(Interface dataset entries)
☆ ☆ ☆ ☆ ☆ ☆ ☆
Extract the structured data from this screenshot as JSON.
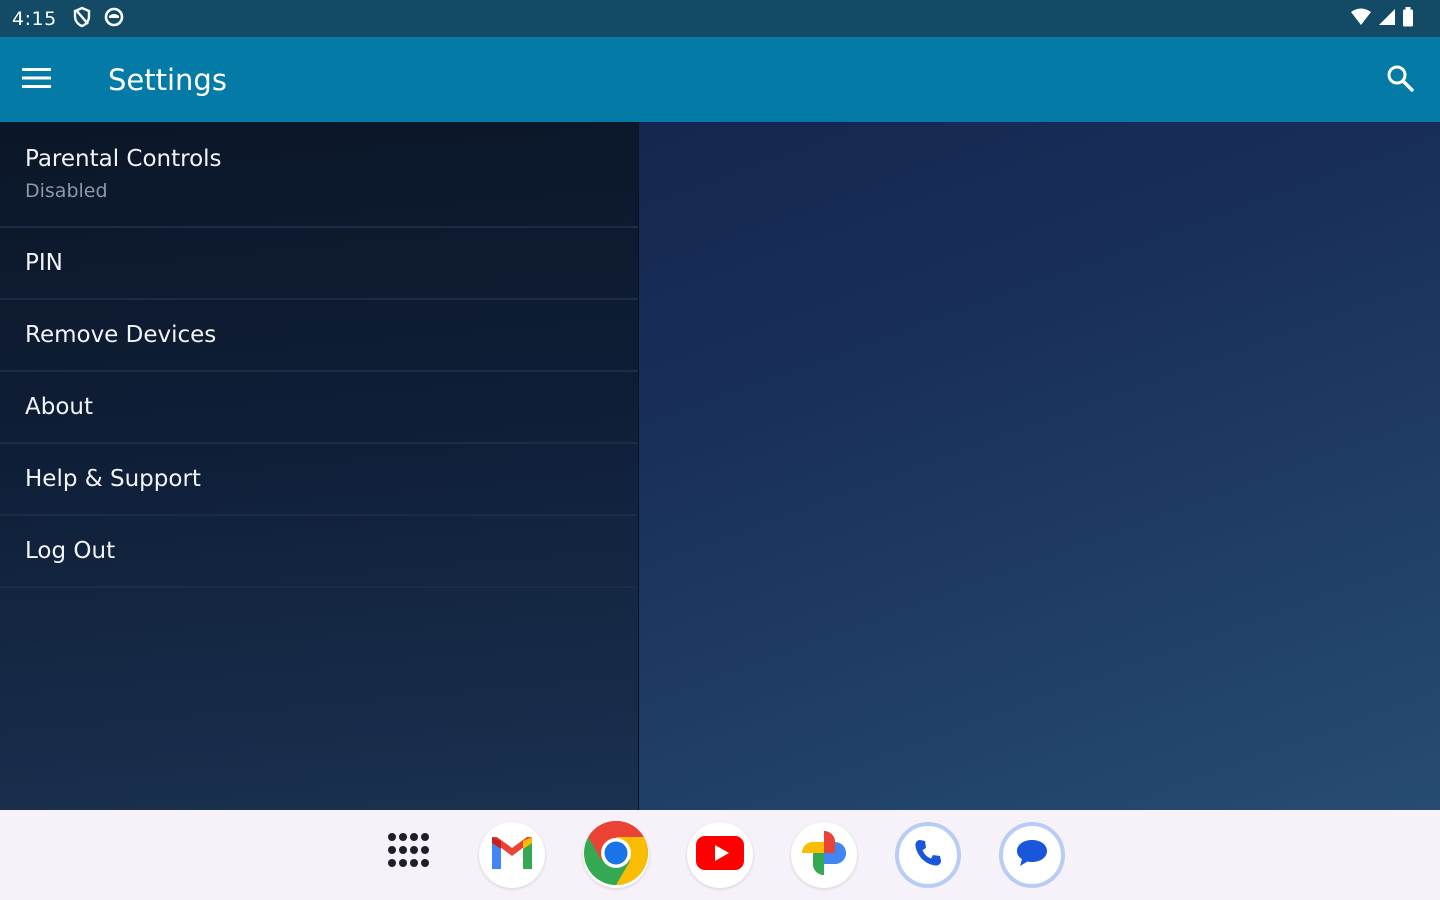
{
  "status_bar": {
    "time": "4:15",
    "left_icons": [
      "vpn-shield-icon",
      "data-saver-icon"
    ],
    "right_icons": [
      "wifi-icon",
      "signal-icon",
      "battery-icon"
    ]
  },
  "app_bar": {
    "title": "Settings",
    "menu_icon": "hamburger-menu-icon",
    "search_icon": "search-icon",
    "color": "#047aa7"
  },
  "settings": {
    "items": [
      {
        "title": "Parental Controls",
        "subtitle": "Disabled"
      },
      {
        "title": "PIN"
      },
      {
        "title": "Remove Devices"
      },
      {
        "title": "About"
      },
      {
        "title": "Help & Support"
      },
      {
        "title": "Log Out"
      }
    ]
  },
  "dock": {
    "apps": [
      "app-drawer-icon",
      "gmail-icon",
      "chrome-icon",
      "youtube-icon",
      "photos-icon",
      "phone-icon",
      "messages-icon"
    ]
  }
}
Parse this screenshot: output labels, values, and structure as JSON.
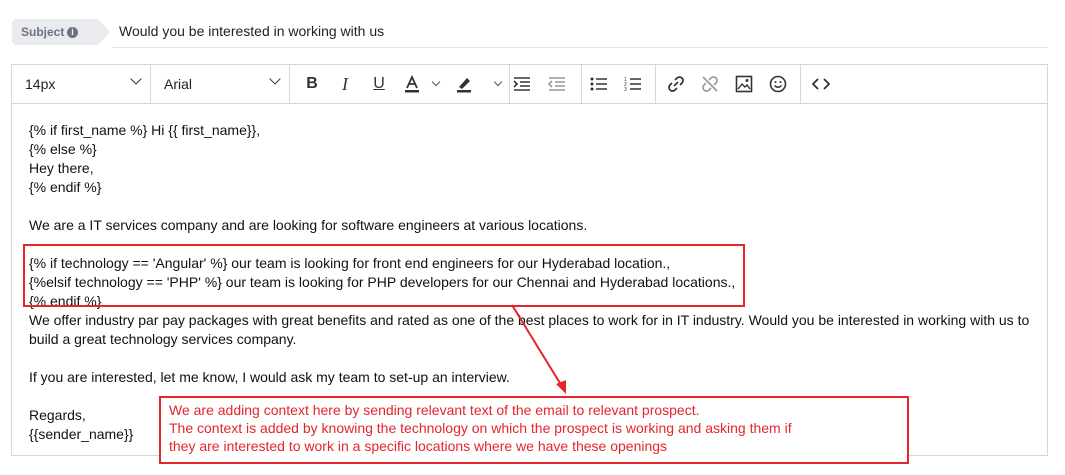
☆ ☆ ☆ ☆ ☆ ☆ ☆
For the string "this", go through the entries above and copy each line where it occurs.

Extract the structured data from this screenshot as JSON.
Parse this screenshot: output labels, values, and structure as JSON.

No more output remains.